Items from an interface collection:

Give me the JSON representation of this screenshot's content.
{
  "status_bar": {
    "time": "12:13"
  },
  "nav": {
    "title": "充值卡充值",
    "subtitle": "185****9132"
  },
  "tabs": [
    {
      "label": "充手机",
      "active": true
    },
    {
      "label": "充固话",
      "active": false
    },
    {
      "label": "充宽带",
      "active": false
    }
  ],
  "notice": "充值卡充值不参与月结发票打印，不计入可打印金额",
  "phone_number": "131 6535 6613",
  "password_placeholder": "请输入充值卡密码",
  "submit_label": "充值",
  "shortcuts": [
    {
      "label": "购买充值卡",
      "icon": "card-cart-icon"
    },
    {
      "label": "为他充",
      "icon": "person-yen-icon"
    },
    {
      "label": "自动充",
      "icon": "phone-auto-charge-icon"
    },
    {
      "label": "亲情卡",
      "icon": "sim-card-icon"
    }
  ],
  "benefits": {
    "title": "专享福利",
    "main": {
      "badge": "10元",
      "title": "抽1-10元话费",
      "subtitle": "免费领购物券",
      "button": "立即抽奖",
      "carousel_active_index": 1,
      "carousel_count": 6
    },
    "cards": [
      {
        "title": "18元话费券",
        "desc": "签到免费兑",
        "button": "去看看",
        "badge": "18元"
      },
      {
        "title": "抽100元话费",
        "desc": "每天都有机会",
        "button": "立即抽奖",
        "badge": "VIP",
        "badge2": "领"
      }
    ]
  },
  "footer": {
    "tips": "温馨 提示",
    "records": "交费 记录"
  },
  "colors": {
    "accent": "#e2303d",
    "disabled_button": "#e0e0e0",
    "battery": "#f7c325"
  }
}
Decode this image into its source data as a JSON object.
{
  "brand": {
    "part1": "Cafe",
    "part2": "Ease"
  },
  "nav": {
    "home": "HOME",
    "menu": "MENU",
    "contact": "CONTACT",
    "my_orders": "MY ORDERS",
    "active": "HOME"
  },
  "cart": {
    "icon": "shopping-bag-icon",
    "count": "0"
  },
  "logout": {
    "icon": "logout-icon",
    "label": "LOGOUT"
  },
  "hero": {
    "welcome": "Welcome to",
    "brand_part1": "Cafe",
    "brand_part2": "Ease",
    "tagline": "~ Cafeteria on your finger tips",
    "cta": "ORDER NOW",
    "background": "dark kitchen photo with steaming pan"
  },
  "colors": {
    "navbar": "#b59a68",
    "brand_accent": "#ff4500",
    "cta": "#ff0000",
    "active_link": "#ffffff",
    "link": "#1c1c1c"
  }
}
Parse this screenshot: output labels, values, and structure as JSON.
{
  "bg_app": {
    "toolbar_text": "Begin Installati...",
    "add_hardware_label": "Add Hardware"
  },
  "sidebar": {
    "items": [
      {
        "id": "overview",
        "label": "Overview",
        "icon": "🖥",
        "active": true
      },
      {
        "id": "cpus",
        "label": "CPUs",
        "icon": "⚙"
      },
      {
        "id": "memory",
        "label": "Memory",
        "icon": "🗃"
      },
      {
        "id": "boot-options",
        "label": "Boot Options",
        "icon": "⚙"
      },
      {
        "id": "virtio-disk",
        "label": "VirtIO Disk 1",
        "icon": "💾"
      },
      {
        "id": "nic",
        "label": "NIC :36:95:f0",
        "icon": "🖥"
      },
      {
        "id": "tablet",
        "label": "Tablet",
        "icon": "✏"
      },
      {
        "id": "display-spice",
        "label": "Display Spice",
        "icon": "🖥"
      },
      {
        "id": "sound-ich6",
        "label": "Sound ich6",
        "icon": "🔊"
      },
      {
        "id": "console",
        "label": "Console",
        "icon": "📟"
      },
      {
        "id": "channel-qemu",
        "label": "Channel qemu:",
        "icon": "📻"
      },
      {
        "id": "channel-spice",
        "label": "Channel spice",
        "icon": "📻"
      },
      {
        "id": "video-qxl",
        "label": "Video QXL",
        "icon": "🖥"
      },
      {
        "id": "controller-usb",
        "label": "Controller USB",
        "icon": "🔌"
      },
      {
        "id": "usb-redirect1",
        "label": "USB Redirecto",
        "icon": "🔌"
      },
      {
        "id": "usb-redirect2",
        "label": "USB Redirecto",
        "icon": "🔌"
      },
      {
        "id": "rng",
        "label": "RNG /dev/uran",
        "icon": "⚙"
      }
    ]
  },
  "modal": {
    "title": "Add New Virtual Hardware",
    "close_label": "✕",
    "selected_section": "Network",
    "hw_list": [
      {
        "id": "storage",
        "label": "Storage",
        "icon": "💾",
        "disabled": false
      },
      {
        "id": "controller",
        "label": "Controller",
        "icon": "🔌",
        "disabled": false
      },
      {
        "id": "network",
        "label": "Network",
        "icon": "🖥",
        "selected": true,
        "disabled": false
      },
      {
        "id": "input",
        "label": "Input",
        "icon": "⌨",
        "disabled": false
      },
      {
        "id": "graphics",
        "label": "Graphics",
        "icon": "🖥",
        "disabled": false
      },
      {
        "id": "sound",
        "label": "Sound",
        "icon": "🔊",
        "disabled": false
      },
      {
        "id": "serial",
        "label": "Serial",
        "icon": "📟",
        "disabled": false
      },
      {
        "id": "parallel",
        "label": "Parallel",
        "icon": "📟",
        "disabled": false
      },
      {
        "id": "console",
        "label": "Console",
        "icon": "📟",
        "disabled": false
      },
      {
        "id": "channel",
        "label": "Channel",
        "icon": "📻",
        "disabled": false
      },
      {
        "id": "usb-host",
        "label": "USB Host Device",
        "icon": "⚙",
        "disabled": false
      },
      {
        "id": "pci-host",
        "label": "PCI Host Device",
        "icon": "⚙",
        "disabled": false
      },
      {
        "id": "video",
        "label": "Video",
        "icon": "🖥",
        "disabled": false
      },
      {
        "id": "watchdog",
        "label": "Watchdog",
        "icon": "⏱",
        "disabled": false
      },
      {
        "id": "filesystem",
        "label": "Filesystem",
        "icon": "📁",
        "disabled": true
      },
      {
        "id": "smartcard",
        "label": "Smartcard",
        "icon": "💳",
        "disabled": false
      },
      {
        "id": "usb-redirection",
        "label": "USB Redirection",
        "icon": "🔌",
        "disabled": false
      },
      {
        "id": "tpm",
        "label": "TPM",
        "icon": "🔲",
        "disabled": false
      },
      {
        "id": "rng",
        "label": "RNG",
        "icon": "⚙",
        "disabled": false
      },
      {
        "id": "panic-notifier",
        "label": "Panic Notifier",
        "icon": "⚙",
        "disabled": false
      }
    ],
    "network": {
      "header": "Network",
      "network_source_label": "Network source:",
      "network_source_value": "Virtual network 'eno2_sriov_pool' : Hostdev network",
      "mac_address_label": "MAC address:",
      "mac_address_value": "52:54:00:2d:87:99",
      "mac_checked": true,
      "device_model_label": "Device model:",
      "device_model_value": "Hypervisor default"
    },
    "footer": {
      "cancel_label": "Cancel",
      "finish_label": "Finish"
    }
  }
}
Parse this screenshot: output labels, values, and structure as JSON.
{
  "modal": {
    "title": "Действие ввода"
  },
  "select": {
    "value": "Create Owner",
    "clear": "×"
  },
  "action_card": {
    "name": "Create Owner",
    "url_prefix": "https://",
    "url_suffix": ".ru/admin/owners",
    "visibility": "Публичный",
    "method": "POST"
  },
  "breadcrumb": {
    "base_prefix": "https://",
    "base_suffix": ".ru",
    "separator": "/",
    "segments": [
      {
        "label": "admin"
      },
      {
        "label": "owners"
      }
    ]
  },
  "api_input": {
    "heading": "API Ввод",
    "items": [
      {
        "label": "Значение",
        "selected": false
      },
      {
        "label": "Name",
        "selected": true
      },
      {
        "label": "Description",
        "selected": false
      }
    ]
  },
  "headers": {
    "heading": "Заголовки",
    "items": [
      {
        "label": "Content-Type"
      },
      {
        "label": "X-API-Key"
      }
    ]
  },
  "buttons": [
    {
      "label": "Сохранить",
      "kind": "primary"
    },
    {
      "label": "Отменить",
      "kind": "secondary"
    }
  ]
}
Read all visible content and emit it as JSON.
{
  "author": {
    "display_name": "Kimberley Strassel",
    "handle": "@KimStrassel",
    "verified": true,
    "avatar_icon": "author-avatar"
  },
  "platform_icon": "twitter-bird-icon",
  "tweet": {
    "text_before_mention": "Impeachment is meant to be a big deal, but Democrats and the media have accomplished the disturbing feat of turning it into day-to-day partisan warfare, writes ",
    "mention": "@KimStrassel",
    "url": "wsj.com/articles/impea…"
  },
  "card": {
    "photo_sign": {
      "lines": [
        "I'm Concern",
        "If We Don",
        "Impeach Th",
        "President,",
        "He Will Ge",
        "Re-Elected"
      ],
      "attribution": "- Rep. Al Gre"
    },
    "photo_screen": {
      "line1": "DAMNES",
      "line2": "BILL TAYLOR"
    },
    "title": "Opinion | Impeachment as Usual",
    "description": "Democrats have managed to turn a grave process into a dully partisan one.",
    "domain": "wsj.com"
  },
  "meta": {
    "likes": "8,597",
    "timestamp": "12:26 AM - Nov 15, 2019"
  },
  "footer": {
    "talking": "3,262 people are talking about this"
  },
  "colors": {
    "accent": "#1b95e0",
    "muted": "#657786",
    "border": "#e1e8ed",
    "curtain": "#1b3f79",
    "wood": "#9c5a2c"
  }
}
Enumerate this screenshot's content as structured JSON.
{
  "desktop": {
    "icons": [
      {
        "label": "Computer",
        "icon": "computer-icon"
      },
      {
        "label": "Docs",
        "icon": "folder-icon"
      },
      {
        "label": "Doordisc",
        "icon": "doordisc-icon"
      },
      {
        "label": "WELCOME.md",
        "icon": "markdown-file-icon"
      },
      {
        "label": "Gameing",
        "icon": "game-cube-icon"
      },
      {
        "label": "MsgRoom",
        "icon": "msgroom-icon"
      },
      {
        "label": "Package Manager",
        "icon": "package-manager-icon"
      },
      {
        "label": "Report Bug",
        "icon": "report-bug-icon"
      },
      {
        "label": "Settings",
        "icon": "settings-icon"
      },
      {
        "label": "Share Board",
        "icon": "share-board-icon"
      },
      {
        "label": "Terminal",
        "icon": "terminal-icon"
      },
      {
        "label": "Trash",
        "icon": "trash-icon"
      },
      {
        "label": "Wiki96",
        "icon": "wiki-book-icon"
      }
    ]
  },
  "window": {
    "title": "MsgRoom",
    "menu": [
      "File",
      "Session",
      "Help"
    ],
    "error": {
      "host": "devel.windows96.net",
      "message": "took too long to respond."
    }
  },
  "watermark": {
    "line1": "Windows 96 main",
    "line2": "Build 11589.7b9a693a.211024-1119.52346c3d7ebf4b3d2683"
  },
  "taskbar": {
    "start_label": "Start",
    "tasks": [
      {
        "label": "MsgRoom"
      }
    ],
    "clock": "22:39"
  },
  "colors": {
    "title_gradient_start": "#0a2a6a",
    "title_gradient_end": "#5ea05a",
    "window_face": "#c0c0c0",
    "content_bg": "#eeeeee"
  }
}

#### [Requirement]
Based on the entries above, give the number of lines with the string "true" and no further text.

#### [Reply]
7